I posted photos of the four of our “inside” cats that are here with me. (Megan, my youngest daughter has our other cat, Dollie, with her in the basement where she is presently staying). Our cats traveled with us after we had to leave our little farm in October of 2009 to 3 different locations in North Carolina, then here. They lived inside – outside when we first arrived, but after our beautiful maine coon cat, Dusty, was poisoned and died, then our big long-haired gray cat Smoke died (the vets ran tests but couldn’t figure out what happened to him), and lastly Whiskers broke his leg, we decided to keep the rest indoors. These four beautiful family members have lived in a 10′ X 13′ room down in the barn for the past year and a half, for I have no other place to take them.

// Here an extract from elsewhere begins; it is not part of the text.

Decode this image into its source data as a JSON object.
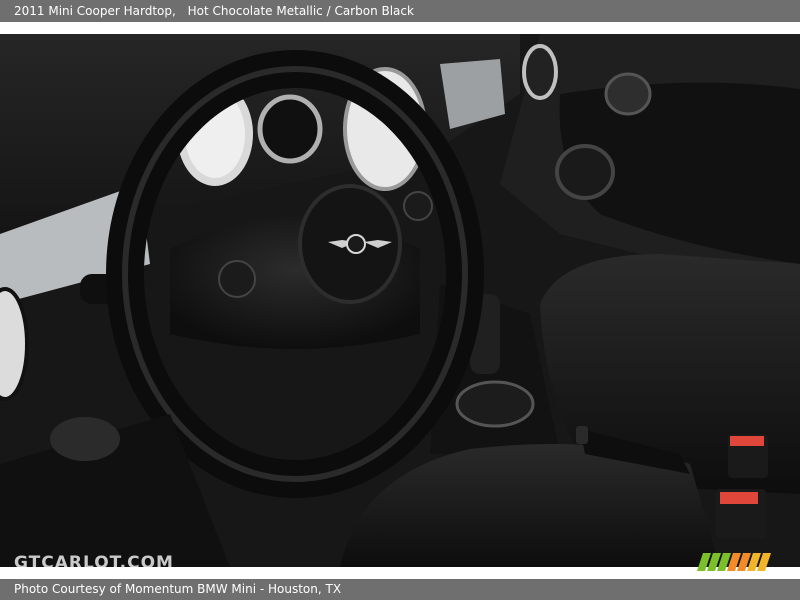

Slept on the living room floor on the two quilts again last night. The couch has those huge pillow cushions on top of which my daughter’s cats sleep. It pushes the cushions down so there is just room to lay down, but none to turn or move at all which tends to be rather uncomfortable. So I put down the quilts and sleep between the coffee table and television stand with their old cat Gracie. She waits for me to lay down and pet her till one of us falls asleep. It was 8 degrees F (about -13 celcius) this morning. I waited until it was up to 16 degrees F to venture out and down to the barn to feed the cats. It is only about 350 yards, a fifth of a mile, to get there, but it seems much farther when it is way below freezing, the wind blowing and /or it is dark outside. I make this trip 3 times every day. Had to carry a jug of hot water to get the ice out of the water bowls for the feral cats/strays who stay in the barn. (Megan caught or trapped all of them over 4 months and we transported them in batches to get spayed or neutered).
When I took food and water into the stall where our three chickens stay, the oldest one who is almost 8 years old surprised me with a beautiful light green egg. Gave me a smile out there in the cold. Blessings can come in small packages!
One of the feral cats is presently inside the house in a dog cage. Jazz was out back on the deck next to the sliding doors in the sun dripping fluid from his nose and mouth and his poor face was raw. I put on gloves and got him into a carrier to take to the vet. Jazz has pneumonia. I took him on Tuesday and am so worried for he still has thick drool and his breathing sounds terrible. We are doing all we can. The feral cats have dog houses filled with hay, or heavy cardboard boxes lined with styrofoam and fluffy warm sweaters and blankets, but the temperatures have been down to as low as -20 F with the wind chill and I feel so badly for them. I do hope this cold weather is over very soon. Today I happened upon a comment on a post written by a man with a disabled wife and two children who will be homeless in two weeks unless he gets some help. Several people who left their opinion were rather negative or even quite rude, but this comment touched me, as I know the fear and pain this family is feeling. A woman replied ” Keep your head held high. You are the same GOOD person now, as you were prior to this set back. And it is only a set back. Please don’t let this define you.”
For 25 years, I was the “puzzle lady” , with my biography in ‘Who’s Who of American Women’ for 4 years; I was a homeowner. I was helping others on the streets, on an online site and also with herbal remedies. Then, in 2007, my creative and much loved job disappeared; in 2009 my dearly loved home. I could no longer even help myself. And with those things gone, I let the losses define me. It is difficult not to. I never in my life expected to be where I am at this stage in my life. Homeless, staying in someone else’s home week after week, month after month, year after year, with not a single room of your own does nothing to assuage those feelings of loss and worthlessness.
Homeless is not just drunks, winos, druggies; it is good people that bad things happened to. Many people are just a few paychecks away from being there themselves. A job gone, and your life with it.